■ **Problem statement**: The response should consist of every line below, unchanged.

Data records
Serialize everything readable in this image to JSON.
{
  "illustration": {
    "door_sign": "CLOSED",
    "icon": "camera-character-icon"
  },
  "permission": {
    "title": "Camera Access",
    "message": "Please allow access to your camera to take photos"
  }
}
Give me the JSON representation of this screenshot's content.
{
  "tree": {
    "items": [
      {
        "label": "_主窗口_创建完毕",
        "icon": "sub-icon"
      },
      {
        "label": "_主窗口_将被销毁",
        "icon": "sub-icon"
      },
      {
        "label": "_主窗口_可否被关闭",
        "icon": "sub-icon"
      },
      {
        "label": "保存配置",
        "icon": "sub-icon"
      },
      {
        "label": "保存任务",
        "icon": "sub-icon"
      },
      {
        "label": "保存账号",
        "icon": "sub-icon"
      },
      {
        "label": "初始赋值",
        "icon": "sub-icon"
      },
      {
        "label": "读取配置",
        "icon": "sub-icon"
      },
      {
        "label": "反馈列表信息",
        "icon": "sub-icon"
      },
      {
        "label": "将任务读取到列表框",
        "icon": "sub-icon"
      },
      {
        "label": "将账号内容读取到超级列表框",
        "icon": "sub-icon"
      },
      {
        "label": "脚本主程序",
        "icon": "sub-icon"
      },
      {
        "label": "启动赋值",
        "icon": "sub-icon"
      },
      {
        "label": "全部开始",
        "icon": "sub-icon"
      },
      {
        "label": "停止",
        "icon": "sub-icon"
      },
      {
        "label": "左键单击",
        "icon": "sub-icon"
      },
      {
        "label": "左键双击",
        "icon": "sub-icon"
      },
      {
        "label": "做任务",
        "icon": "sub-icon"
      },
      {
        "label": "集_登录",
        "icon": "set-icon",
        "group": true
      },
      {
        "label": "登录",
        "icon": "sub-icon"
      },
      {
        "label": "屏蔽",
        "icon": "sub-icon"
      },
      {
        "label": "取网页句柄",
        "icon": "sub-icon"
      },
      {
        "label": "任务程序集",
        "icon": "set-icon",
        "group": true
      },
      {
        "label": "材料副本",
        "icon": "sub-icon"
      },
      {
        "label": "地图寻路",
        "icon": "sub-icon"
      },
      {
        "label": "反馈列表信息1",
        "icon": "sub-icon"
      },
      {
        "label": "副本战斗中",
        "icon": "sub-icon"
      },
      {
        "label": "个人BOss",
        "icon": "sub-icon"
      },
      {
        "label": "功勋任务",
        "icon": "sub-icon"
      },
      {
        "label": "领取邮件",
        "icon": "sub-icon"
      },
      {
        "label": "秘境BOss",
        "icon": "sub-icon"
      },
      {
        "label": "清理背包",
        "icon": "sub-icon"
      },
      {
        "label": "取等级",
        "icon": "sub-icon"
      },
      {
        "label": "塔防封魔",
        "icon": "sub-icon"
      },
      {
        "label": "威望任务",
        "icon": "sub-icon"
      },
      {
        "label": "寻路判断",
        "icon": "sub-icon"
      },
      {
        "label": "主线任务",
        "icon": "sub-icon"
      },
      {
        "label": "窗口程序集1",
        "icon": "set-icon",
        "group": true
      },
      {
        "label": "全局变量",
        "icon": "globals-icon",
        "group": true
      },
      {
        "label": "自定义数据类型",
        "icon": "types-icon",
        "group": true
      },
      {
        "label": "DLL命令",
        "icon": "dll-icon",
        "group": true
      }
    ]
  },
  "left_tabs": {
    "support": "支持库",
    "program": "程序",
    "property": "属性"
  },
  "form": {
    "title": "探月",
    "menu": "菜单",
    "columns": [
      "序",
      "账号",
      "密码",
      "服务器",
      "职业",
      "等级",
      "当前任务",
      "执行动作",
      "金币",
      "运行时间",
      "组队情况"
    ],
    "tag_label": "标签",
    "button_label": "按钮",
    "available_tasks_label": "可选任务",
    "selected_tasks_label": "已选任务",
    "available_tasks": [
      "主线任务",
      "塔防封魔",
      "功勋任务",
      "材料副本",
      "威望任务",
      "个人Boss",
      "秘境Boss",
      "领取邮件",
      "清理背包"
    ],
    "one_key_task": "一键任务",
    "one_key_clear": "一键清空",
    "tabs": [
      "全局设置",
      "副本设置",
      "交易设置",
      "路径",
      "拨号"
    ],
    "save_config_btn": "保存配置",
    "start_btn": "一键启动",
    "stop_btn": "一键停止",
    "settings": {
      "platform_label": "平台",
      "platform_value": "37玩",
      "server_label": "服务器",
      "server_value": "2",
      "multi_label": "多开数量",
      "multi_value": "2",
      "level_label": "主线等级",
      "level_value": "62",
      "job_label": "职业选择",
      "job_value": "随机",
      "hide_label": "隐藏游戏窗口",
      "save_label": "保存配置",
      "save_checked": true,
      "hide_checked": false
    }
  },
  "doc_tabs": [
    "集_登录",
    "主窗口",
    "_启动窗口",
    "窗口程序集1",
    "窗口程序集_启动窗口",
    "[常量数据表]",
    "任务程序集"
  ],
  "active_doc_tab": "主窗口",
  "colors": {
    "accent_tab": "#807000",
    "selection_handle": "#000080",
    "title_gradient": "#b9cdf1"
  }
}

■ **Task output**:
Serialize everything readable in this image to JSON.
{
  "illustration": {
    "door_sign": "CLOSED",
    "icon": "camera-character-icon"
  },
  "permission": {
    "title": "Camera Access",
    "message": "Please allow access to your camera to take photos"
  }
}
Give me the JSON representation of this screenshot's content.
{
  "tree": {
    "items": [
      {
        "label": "_主窗口_创建完毕",
        "icon": "sub-icon"
      },
      {
        "label": "_主窗口_将被销毁",
        "icon": "sub-icon"
      },
      {
        "label": "_主窗口_可否被关闭",
        "icon": "sub-icon"
      },
      {
        "label": "保存配置",
        "icon": "sub-icon"
      },
      {
        "label": "保存任务",
        "icon": "sub-icon"
      },
      {
        "label": "保存账号",
        "icon": "sub-icon"
      },
      {
        "label": "初始赋值",
        "icon": "sub-icon"
      },
      {
        "label": "读取配置",
        "icon": "sub-icon"
      },
      {
        "label": "反馈列表信息",
        "icon": "sub-icon"
      },
      {
        "label": "将任务读取到列表框",
        "icon": "sub-icon"
      },
      {
        "label": "将账号内容读取到超级列表框",
        "icon": "sub-icon"
      },
      {
        "label": "脚本主程序",
        "icon": "sub-icon"
      },
      {
        "label": "启动赋值",
        "icon": "sub-icon"
      },
      {
        "label": "全部开始",
        "icon": "sub-icon"
      },
      {
        "label": "停止",
        "icon": "sub-icon"
      },
      {
        "label": "左键单击",
        "icon": "sub-icon"
      },
      {
        "label": "左键双击",
        "icon": "sub-icon"
      },
      {
        "label": "做任务",
        "icon": "sub-icon"
      },
      {
        "label": "集_登录",
        "icon": "set-icon",
        "group": true
      },
      {
        "label": "登录",
        "icon": "sub-icon"
      },
      {
        "label": "屏蔽",
        "icon": "sub-icon"
      },
      {
        "label": "取网页句柄",
        "icon": "sub-icon"
      },
      {
        "label": "任务程序集",
        "icon": "set-icon",
        "group": true
      },
      {
        "label": "材料副本",
        "icon": "sub-icon"
      },
      {
        "label": "地图寻路",
        "icon": "sub-icon"
      },
      {
        "label": "反馈列表信息1",
        "icon": "sub-icon"
      },
      {
        "label": "副本战斗中",
        "icon": "sub-icon"
      },
      {
        "label": "个人BOss",
        "icon": "sub-icon"
      },
      {
        "label": "功勋任务",
        "icon": "sub-icon"
      },
      {
        "label": "领取邮件",
        "icon": "sub-icon"
      },
      {
        "label": "秘境BOss",
        "icon": "sub-icon"
      },
      {
        "label": "清理背包",
        "icon": "sub-icon"
      },
      {
        "label": "取等级",
        "icon": "sub-icon"
      },
      {
        "label": "塔防封魔",
        "icon": "sub-icon"
      },
      {
        "label": "威望任务",
        "icon": "sub-icon"
      },
      {
        "label": "寻路判断",
        "icon": "sub-icon"
      },
      {
        "label": "主线任务",
        "icon": "sub-icon"
      },
      {
        "label": "窗口程序集1",
        "icon": "set-icon",
        "group": true
      },
      {
        "label": "全局变量",
        "icon": "globals-icon",
        "group": true
      },
      {
        "label": "自定义数据类型",
        "icon": "types-icon",
        "group": true
      },
      {
        "label": "DLL命令",
        "icon": "dll-icon",
        "group": true
      }
    ]
  },
  "left_tabs": {
    "support": "支持库",
    "program": "程序",
    "property": "属性"
  },
  "form": {
    "title": "探月",
    "menu": "菜单",
    "columns": [
      "序",
      "账号",
      "密码",
      "服务器",
      "职业",
      "等级",
      "当前任务",
      "执行动作",
      "金币",
      "运行时间",
      "组队情况"
    ],
    "tag_label": "标签",
    "button_label": "按钮",
    "available_tasks_label": "可选任务",
    "selected_tasks_label": "已选任务",
    "available_tasks": [
      "主线任务",
      "塔防封魔",
      "功勋任务",
      "材料副本",
      "威望任务",
      "个人Boss",
      "秘境Boss",
      "领取邮件",
      "清理背包"
    ],
    "one_key_task": "一键任务",
    "one_key_clear": "一键清空",
    "tabs": [
      "全局设置",
      "副本设置",
      "交易设置",
      "路径",
      "拨号"
    ],
    "save_config_btn": "保存配置",
    "start_btn": "一键启动",
    "stop_btn": "一键停止",
    "settings": {
      "platform_label": "平台",
      "platform_value": "37玩",
      "server_label": "服务器",
      "server_value": "2",
      "multi_label": "多开数量",
      "multi_value": "2",
      "level_label": "主线等级",
      "level_value": "62",
      "job_label": "职业选择",
      "job_value": "随机",
      "hide_label": "隐藏游戏窗口",
      "save_label": "保存配置",
      "save_checked": true,
      "hide_checked": false
    }
  },
  "doc_tabs": [
    "集_登录",
    "主窗口",
    "_启动窗口",
    "窗口程序集1",
    "窗口程序集_启动窗口",
    "[常量数据表]",
    "任务程序集"
  ],
  "active_doc_tab": "主窗口",
  "colors": {
    "accent_tab": "#807000",
    "selection_handle": "#000080",
    "title_gradient": "#b9cdf1"
  }
}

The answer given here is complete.